Task to complete. The records must be retyped exactly, with no pictures included.

Material shown.

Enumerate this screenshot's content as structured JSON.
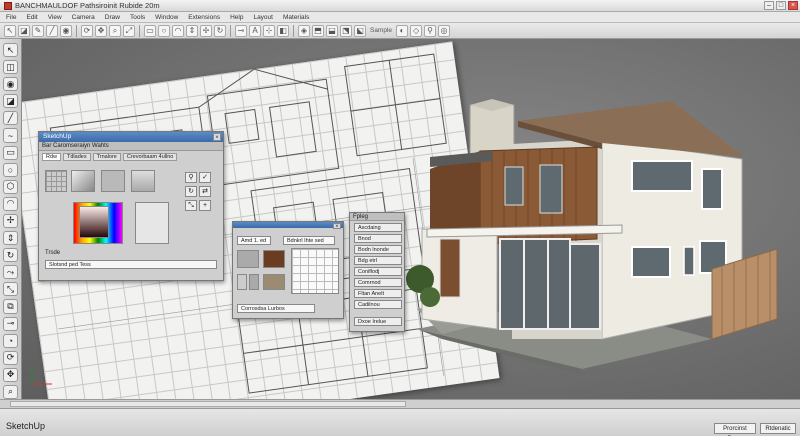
{
  "window": {
    "title": "BANCHMAULDOF Pathsiroinit Rubide 20m"
  },
  "menu": [
    "File",
    "Edit",
    "View",
    "Camera",
    "Draw",
    "Tools",
    "Window",
    "Extensions",
    "Help",
    "Layout",
    "Materials"
  ],
  "toolbar": {
    "label": "Sample"
  },
  "panels": {
    "main": {
      "title": "SketchUp",
      "subtitle": "Bar Caromseraiyn Wahts",
      "tabs": [
        "Rdw",
        "Tdlades",
        "Trnalore",
        "Crevorbaam 4ullno"
      ],
      "text_label": "Trsde",
      "dropdown_value": "Slotsnd ped Tess"
    },
    "textures": {
      "header_field": "Amd 1. ed",
      "header_field2": "Bdnkrl Ihte sed",
      "footer_field": "Corrosdsa Lurbos"
    },
    "styles": {
      "title": "Fpleg",
      "items": [
        "Ascdaing",
        "Bnod",
        "Bodn lnonde",
        "Bdg etrl",
        "Coniflodj",
        "Comrnod",
        "Fltan Anelt",
        "Cadilnou"
      ],
      "footer": "Dxoe Irelue"
    }
  },
  "bottom": {
    "app_name": "SketchUp",
    "buttons": [
      "Prorcinst Rowe",
      "Rtdenatic"
    ]
  },
  "colors": {
    "accent": "#3b6aa8",
    "wood": "#8a5a36",
    "wall": "#eeebe3"
  }
}
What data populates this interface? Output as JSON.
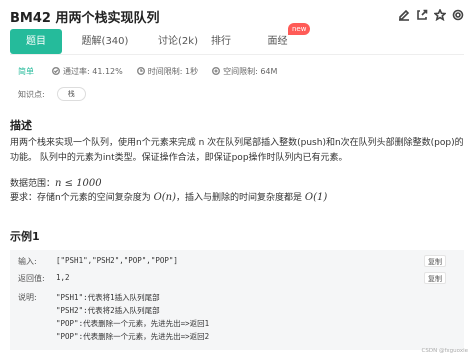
{
  "header": {
    "title": "BM42  用两个栈实现队列"
  },
  "tabs": [
    {
      "label": "题目"
    },
    {
      "label": "题解(340)"
    },
    {
      "label": "讨论(2k)"
    },
    {
      "label": "排行"
    },
    {
      "label": "面经"
    }
  ],
  "new_badge": "new",
  "meta": {
    "difficulty": "简单",
    "pass_rate": "通过率: 41.12%",
    "time_limit": "时间限制: 1秒",
    "space_limit": "空间限制: 64M"
  },
  "knowledge": {
    "label": "知识点:",
    "tag": "栈"
  },
  "description": {
    "title": "描述",
    "text": "用两个栈来实现一个队列，使用n个元素来完成 n 次在队列尾部插入整数(push)和n次在队列头部删除整数(pop)的功能。 队列中的元素为int类型。保证操作合法，即保证pop操作时队列内已有元素。",
    "range_label": "数据范围：",
    "range_math": "n ≤ 1000",
    "req_prefix": "要求：存储n个元素的空间复杂度为 ",
    "req_space": "O(n)",
    "req_middle": "，插入与删除的时间复杂度都是 ",
    "req_time": "O(1)"
  },
  "example": {
    "title": "示例1",
    "input_label": "输入:",
    "input_value": "[\"PSH1\",\"PSH2\",\"POP\",\"POP\"]",
    "output_label": "返回值:",
    "output_value": "1,2",
    "copy_label": "复制",
    "note_label": "说明:",
    "notes": [
      "\"PSH1\":代表将1插入队列尾部",
      "\"PSH2\":代表将2插入队列尾部",
      "\"POP\":代表删除一个元素，先进先出=>返回1",
      "\"POP\":代表删除一个元素，先进先出=>返回2"
    ]
  },
  "watermark": "CSDN @fxguoxie",
  "icons": [
    "edit-icon",
    "share-icon",
    "star-icon",
    "settings-icon"
  ]
}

Task answer.
Enumerate this screenshot's content as structured JSON.
{
  "window": {
    "title": "BANCHMAULDOF Pathsiroinit Rubide 20m"
  },
  "menu": [
    "File",
    "Edit",
    "View",
    "Camera",
    "Draw",
    "Tools",
    "Window",
    "Extensions",
    "Help",
    "Layout",
    "Materials"
  ],
  "toolbar": {
    "label": "Sample"
  },
  "panels": {
    "main": {
      "title": "SketchUp",
      "subtitle": "Bar Caromseraiyn Wahts",
      "tabs": [
        "Rdw",
        "Tdlades",
        "Trnalore",
        "Crevorbaam 4ullno"
      ],
      "text_label": "Trsde",
      "dropdown_value": "Slotsnd ped Tess"
    },
    "textures": {
      "header_field": "Amd 1. ed",
      "header_field2": "Bdnkrl Ihte sed",
      "footer_field": "Corrosdsa Lurbos"
    },
    "styles": {
      "title": "Fpleg",
      "items": [
        "Ascdaing",
        "Bnod",
        "Bodn lnonde",
        "Bdg etrl",
        "Coniflodj",
        "Comrnod",
        "Fltan Anelt",
        "Cadilnou"
      ],
      "footer": "Dxoe Irelue"
    }
  },
  "bottom": {
    "app_name": "SketchUp",
    "buttons": [
      "Prorcinst Rowe",
      "Rtdenatic"
    ]
  },
  "colors": {
    "accent": "#3b6aa8",
    "wood": "#8a5a36",
    "wall": "#eeebe3"
  }
}
What data populates this interface? Output as JSON.
{
  "header": {
    "title": "BM42  用两个栈实现队列"
  },
  "tabs": [
    {
      "label": "题目"
    },
    {
      "label": "题解(340)"
    },
    {
      "label": "讨论(2k)"
    },
    {
      "label": "排行"
    },
    {
      "label": "面经"
    }
  ],
  "new_badge": "new",
  "meta": {
    "difficulty": "简单",
    "pass_rate": "通过率: 41.12%",
    "time_limit": "时间限制: 1秒",
    "space_limit": "空间限制: 64M"
  },
  "knowledge": {
    "label": "知识点:",
    "tag": "栈"
  },
  "description": {
    "title": "描述",
    "text": "用两个栈来实现一个队列，使用n个元素来完成 n 次在队列尾部插入整数(push)和n次在队列头部删除整数(pop)的功能。 队列中的元素为int类型。保证操作合法，即保证pop操作时队列内已有元素。",
    "range_label": "数据范围：",
    "range_math": "n ≤ 1000",
    "req_prefix": "要求：存储n个元素的空间复杂度为 ",
    "req_space": "O(n)",
    "req_middle": "，插入与删除的时间复杂度都是 ",
    "req_time": "O(1)"
  },
  "example": {
    "title": "示例1",
    "input_label": "输入:",
    "input_value": "[\"PSH1\",\"PSH2\",\"POP\",\"POP\"]",
    "output_label": "返回值:",
    "output_value": "1,2",
    "copy_label": "复制",
    "note_label": "说明:",
    "notes": [
      "\"PSH1\":代表将1插入队列尾部",
      "\"PSH2\":代表将2插入队列尾部",
      "\"POP\":代表删除一个元素，先进先出=>返回1",
      "\"POP\":代表删除一个元素，先进先出=>返回2"
    ]
  },
  "watermark": "CSDN @fxguoxie",
  "icons": [
    "edit-icon",
    "share-icon",
    "star-icon",
    "settings-icon"
  ]
}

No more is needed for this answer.